Slovakia, a country that boasts all kinds of tourist destinations except one – a sea – has still not fully harnessed its touristic potential. Many Slovaks travel abroad to find what already exists in Slovakia and foreign tourists keep mistaking Slovakia for Slovenia or recognise Slovakia only because it was part of the former common state with the neighbouring Czech Republic – Czechoslovakia.
To better tap into the country’s potential, the government has introduced an employer’s compulsory contribution for recreation as well as reduced value added tax on accommodation services. This is already bearing fruit, but hoteliers and other entrepreneurs in tourism perceive the measures as temporary patches over holes created by increased wage costs. It is also too early to assess the impact these two measures will have on tourism in Slovakia.
“We also assume that contributions for recreation are behind the increase in the number of domestic tourists, but a more precise evaluation could be carried out only after one year,” said Marek Harbuľák, general manager of the Association of Hotels and Restaurants (ZHR), as cited by the SITA newswire.
During the first three months of 2019, the number of nights domestic visitors spent in accommodation facilities in Slovakia amounted to 2.3 million, which is a 9.2-percent year-on-year increase, according to the Transport Ministry.
Hotels and other businesses in tourism report the increasing interest of visitors in spending a holiday in Slovakia.
Recreation contributions (recreational vouchers)
- the contribution is up to €500 per year, of which the employer covers 55 percent or €275; the employee covers the rest or €225
- the payment of contributions is obligatory in companies with 49 or more employees, while the beneficiary must have worked in the company for at least two years
- vouchers are exempt of income and payroll taxes
Last October, parliament passed legislation authored by Andrej Danko’s junior coalition party, the Slovak National Party (SNS). The legislation slashes VAT on accommodation services from 20 to 10 percent along with introducing recreational vouchers. Both measures are effective as of January 1, 2019, the first idea of vouchers dating back to 2009. The aim of the measures is to increase demand for accommodation services in Slovakia and thus propel the development of Slovak tourism further.

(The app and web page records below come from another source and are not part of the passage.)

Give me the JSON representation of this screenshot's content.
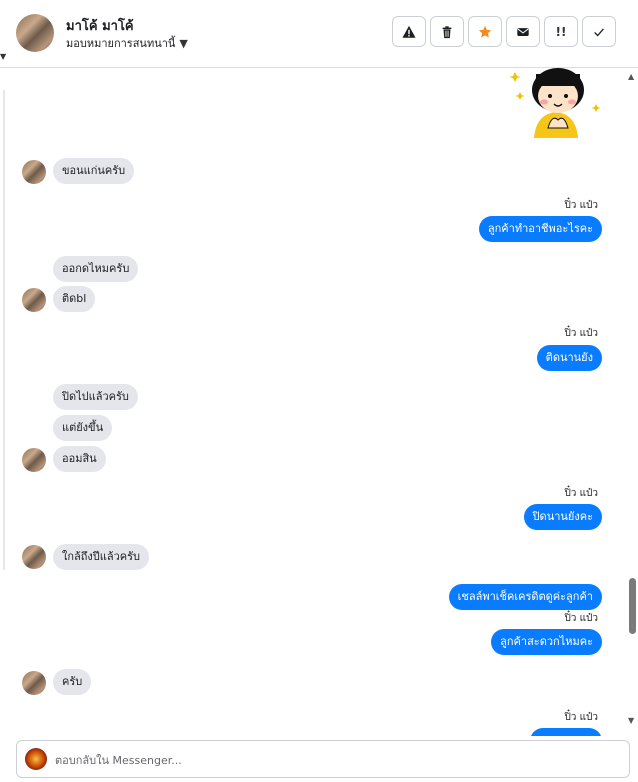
{
  "header": {
    "name": "มาโค้ มาโค้",
    "assign_label": "มอบหมายการสนทนานี้",
    "actions": [
      {
        "icon": "warning-icon"
      },
      {
        "icon": "trash-icon"
      },
      {
        "icon": "star-icon"
      },
      {
        "icon": "mail-icon"
      },
      {
        "icon": "spam-icon",
        "label": "!!"
      },
      {
        "icon": "check-icon"
      }
    ]
  },
  "messages": {
    "m1": "ขอนแก่นครับ",
    "s1": "ปิ๋ว แป๋ว",
    "m2": "ลูกค้าทำอาชีพอะไรคะ",
    "m3": "ออกดไหมครับ",
    "m4": "ติดbl",
    "s2": "ปิ๋ว แป๋ว",
    "m5": "ติดนานยัง",
    "m6": "ปิดไปแล้วครับ",
    "m7": "แต่ยังขึ้น",
    "m8": "ออมสิน",
    "s3": "ปิ๋ว แป๋ว",
    "m9": "ปิดนานยังคะ",
    "m10": "ใกล้ถึงปีแล้วครับ",
    "m11": "เชลล์พาเช็คเครดิตดูค่ะลูกค้า",
    "s4": "ปิ๋ว แป๋ว",
    "m12": "ลูกค้าสะดวกไหมคะ",
    "m13": "ครับ",
    "s5": "ปิ๋ว แป๋ว"
  },
  "composer": {
    "placeholder": "ตอบกลับใน Messenger..."
  },
  "colors": {
    "outgoing_bubble": "#0a7cff",
    "incoming_bubble": "#e4e6eb",
    "star": "#f28b20"
  }
}
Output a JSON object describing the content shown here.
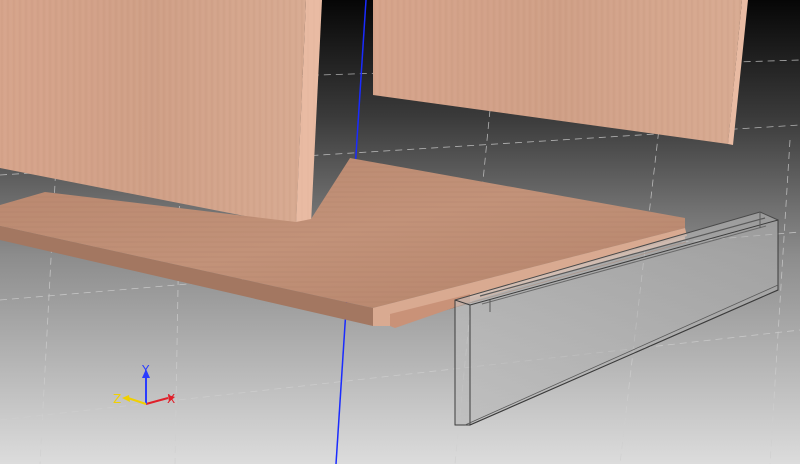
{
  "viewport": {
    "background_top": "#080808",
    "background_bottom": "#d9d9d9",
    "grid_color": "#c8c8c8",
    "axis_line_color": "#1a2bff",
    "wood_light": "#d9a98f",
    "wood_mid": "#c99a82",
    "wood_edge": "#e8b9a0",
    "glass_fill": "#b5b5b5",
    "glass_stroke": "#4a4a4a"
  },
  "triad": {
    "x_label": "X",
    "y_label": "Y",
    "z_label": "Z",
    "x_color": "#e0202a",
    "y_color": "#2a3cff",
    "z_color": "#f0d000"
  }
}
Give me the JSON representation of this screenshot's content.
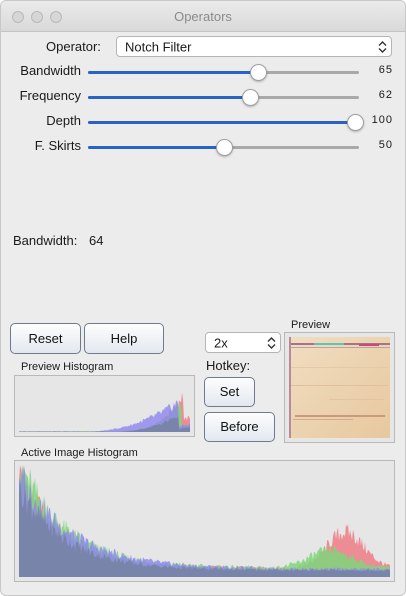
{
  "window": {
    "title": "Operators"
  },
  "operator": {
    "label": "Operator:",
    "value": "Notch Filter"
  },
  "sliders": [
    {
      "label": "Bandwidth",
      "value": "65",
      "fraction": 0.63
    },
    {
      "label": "Frequency",
      "value": "62",
      "fraction": 0.6
    },
    {
      "label": "Depth",
      "value": "100",
      "fraction": 1.0
    },
    {
      "label": "F. Skirts",
      "value": "50",
      "fraction": 0.5
    }
  ],
  "readout": {
    "label": "Bandwidth:",
    "value": "64"
  },
  "buttons": {
    "reset": "Reset",
    "help": "Help",
    "set": "Set",
    "before": "Before"
  },
  "zoom": {
    "value": "2x"
  },
  "hotkey": {
    "label": "Hotkey:"
  },
  "preview": {
    "label": "Preview"
  },
  "preview_histogram": {
    "label": "Preview Histogram"
  },
  "active_histogram": {
    "label": "Active Image Histogram"
  },
  "colors": {
    "accent": "#2a63c6",
    "hist_red": "#ef7b86",
    "hist_green": "#7ed67a",
    "hist_blue": "#8c86ee",
    "hist_gray": "#6b7a8a"
  }
}
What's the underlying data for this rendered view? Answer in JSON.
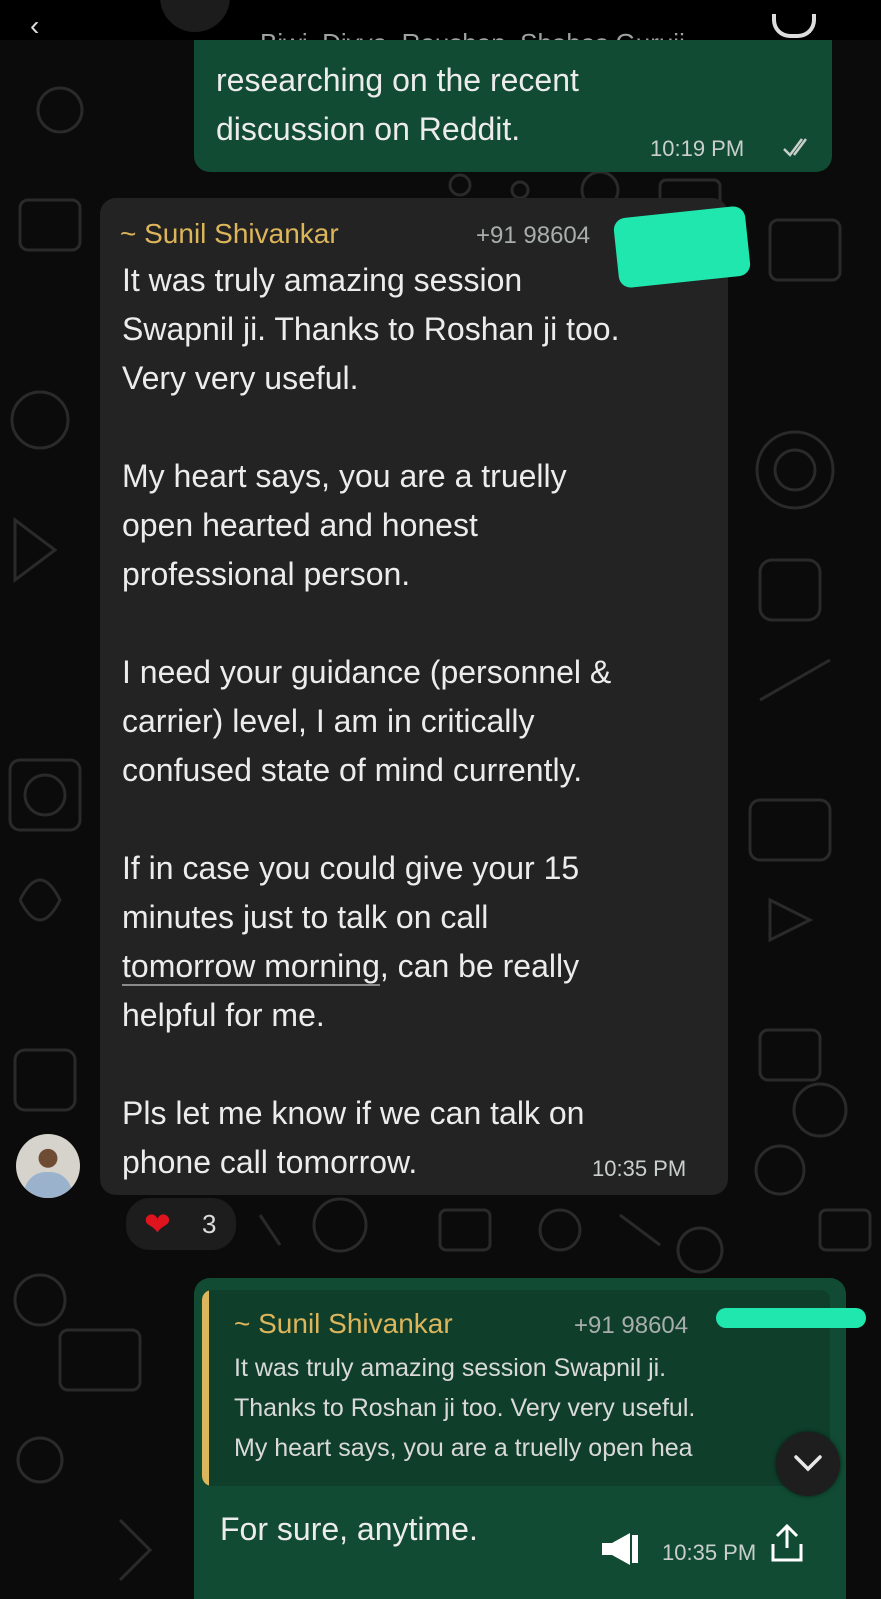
{
  "header": {
    "participants": "Biwi, Divya, Roushan, Shabas Guruji,..."
  },
  "messages": {
    "outgoing_top": {
      "text": "researching on the recent\ndiscussion on Reddit.",
      "time": "10:19 PM",
      "status": "read-double-tick"
    },
    "incoming": {
      "sender": "~ Sunil Shivankar",
      "phone": "+91 98604",
      "text_part1": "It was truly amazing session\nSwapnil ji. Thanks to Roshan ji too.\nVery very useful.\n\nMy heart says, you are a truelly\nopen hearted and honest\nprofessional person.\n\nI need your guidance (personnel &\ncarrier) level, I am in critically\nconfused state of mind currently.\n\nIf in case you could give your 15\nminutes just to talk on call\n",
      "text_underlined": "tomorrow morning",
      "text_part2": ", can be really\nhelpful for me.\n\nPls let me know if we can talk on\nphone call tomorrow.",
      "time": "10:35 PM",
      "reaction": {
        "emoji": "heart",
        "count": "3"
      }
    },
    "reply": {
      "quoted_sender": "~ Sunil Shivankar",
      "quoted_phone": "+91 98604",
      "quoted_text": "It was truly amazing session Swapnil ji.\nThanks to Roshan ji too. Very very useful.\nMy heart says, you are a truelly open hea",
      "text": "For sure, anytime.",
      "time": "10:35 PM"
    }
  },
  "colors": {
    "outgoing_bubble": "#114b33",
    "incoming_bubble": "#232323",
    "sender_name": "#ddb55a",
    "redaction": "#20e7ad"
  }
}
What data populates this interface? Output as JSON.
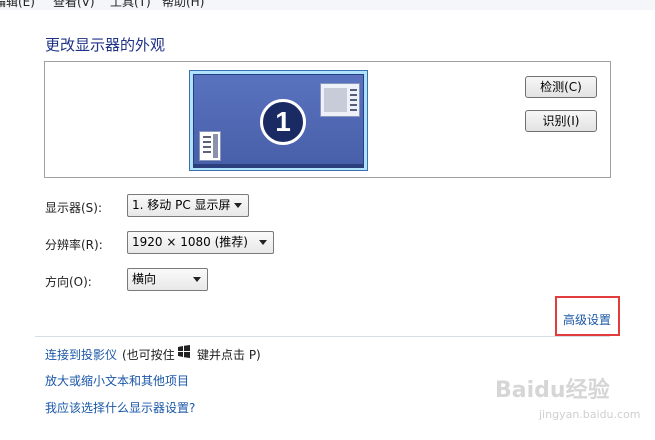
{
  "menubar": {
    "items": [
      "编辑(E)",
      "查看(V)",
      "工具(T)",
      "帮助(H)"
    ]
  },
  "page": {
    "title": "更改显示器的外观"
  },
  "preview": {
    "monitor_number": "1",
    "detect_label": "检测(C)",
    "identify_label": "识别(I)"
  },
  "settings": {
    "display_label": "显示器(S):",
    "display_value": "1. 移动 PC 显示屏",
    "resolution_label": "分辨率(R):",
    "resolution_value": "1920 × 1080 (推荐)",
    "orientation_label": "方向(O):",
    "orientation_value": "横向"
  },
  "advanced": {
    "link_label": "高级设置",
    "highlight_color": "#e23c3c"
  },
  "links": {
    "projector_link": "连接到投影仪",
    "projector_hint_prefix": "(也可按住",
    "projector_hint_suffix": "键并点击 P)",
    "text_size_link": "放大或缩小文本和其他项目",
    "which_settings_link": "我应该选择什么显示器设置?"
  },
  "watermark": {
    "main": "Baidu经验",
    "sub": "jingyan.baidu.com"
  },
  "colors": {
    "link": "#1a57a8",
    "title": "#1e3287",
    "monitor_screen": "#4c64ae"
  },
  "icons": [
    "windows-logo-icon"
  ]
}
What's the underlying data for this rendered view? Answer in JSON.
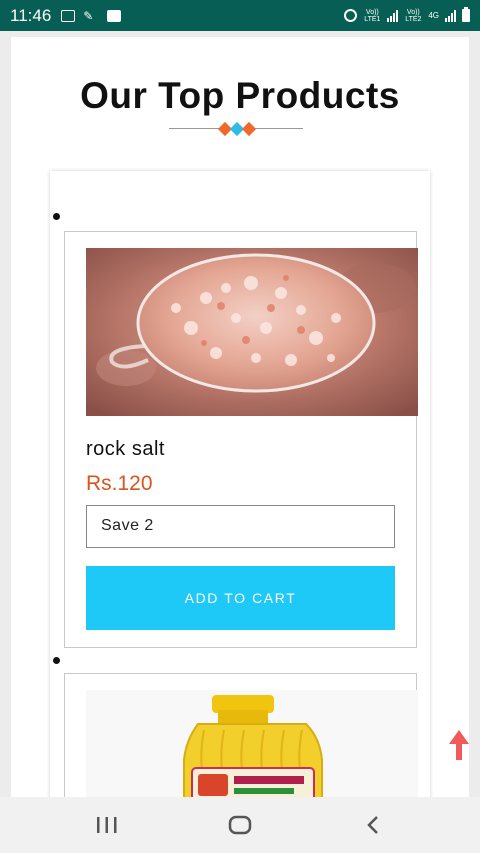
{
  "status_bar": {
    "time": "11:46",
    "sim1_label": "Vo)) LTE1",
    "sim2_label": "Vo)) LTE2",
    "network_type": "4G",
    "icons": [
      "image-icon",
      "magic-wand-icon",
      "checkbox-icon",
      "alarm-icon",
      "signal-icon",
      "battery-icon"
    ]
  },
  "section": {
    "title": "Our Top Products",
    "divider_colors": [
      "#f0692a",
      "#2ebbe8",
      "#f0692a"
    ]
  },
  "products": [
    {
      "name": "rock salt",
      "price": "Rs.120",
      "variant": "Save 2",
      "add_to_cart_label": "ADD TO CART",
      "image": "pink-rock-salt-crystals-photo"
    },
    {
      "image": "yellow-oil-jar-photo"
    }
  ],
  "colors": {
    "status_bar": "#075e54",
    "price": "#d9541e",
    "add_to_cart_button": "#1ec8f7",
    "scroll_top_arrow": "#f05a5a"
  },
  "nav_bar": {
    "icons": [
      "recent-apps-icon",
      "home-icon",
      "back-icon"
    ]
  }
}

“The key benefit of recreational vouchers is to enable low-income citizens at least one holiday per year,” said Karolína Ducká, spokesperson of the Transport Ministry, which oversees the tourism sector. “Thanks to the 55-percent participation of the employer, voucher holders have the tendency to make use of related services during their holidays to a much greater extent than if they covered the entire holiday themselves.”
The ministry also expects the vouchers to result in higher occupation of accommodation facilities between main tourist seasons.
Another benefit is the change of Slovak consumer behaviour in terms of holidays spent in their home country.
“Almost half of Slovaks spending a holiday abroad have searched for destinations for which our country has preconditions,” said Ducká.
The voucher scheme was designed so as to maximise the benefits of entrepreneurs in tourism cooperating with accommodation providers.
“The incorporation of tourist products and services, such as tickets to skanzens, wooden churches, castles, wine tastings and so on into holiday packages offered by accommodation facilities not only helps generate revenue for tourist service providers, but comprises a complex tourist product, the backbone of a successful tourist destination,” said Ducká.
Additionally, the vouchers increase employment in tourism, and the collected VAT and paid income and corporate taxes add to the state budget’s revenue.
Under the recreational voucher scheme, private or state employers with 49 or more employees are obliged to cover 55 percent of an employee’s holiday costs a year with costs capped at €500. This means that the employer will pay an employee up to €275 while the employee covers the rest. This benefit is exempt of income and payroll taxes. Only employees who have worked for a company at least two years are entitled to this benefit.
Companies and institutions with fewer employees can pay the contribution as well, but on a voluntary basis.
Employees can use the vouchers for accommodation in Slovakia, with a minimum of two spent nights. Other services provided by recreational facilities also cover family members or people living in the same household. These can include a spa stay or summer camp for the employee’s children.
Vouchers increase interest
Hotels, spas and other accommodation facilities have reported an increased interest by Slovaks in spending holidays in Slovakia; expect the biggest wave to arrive in the summer.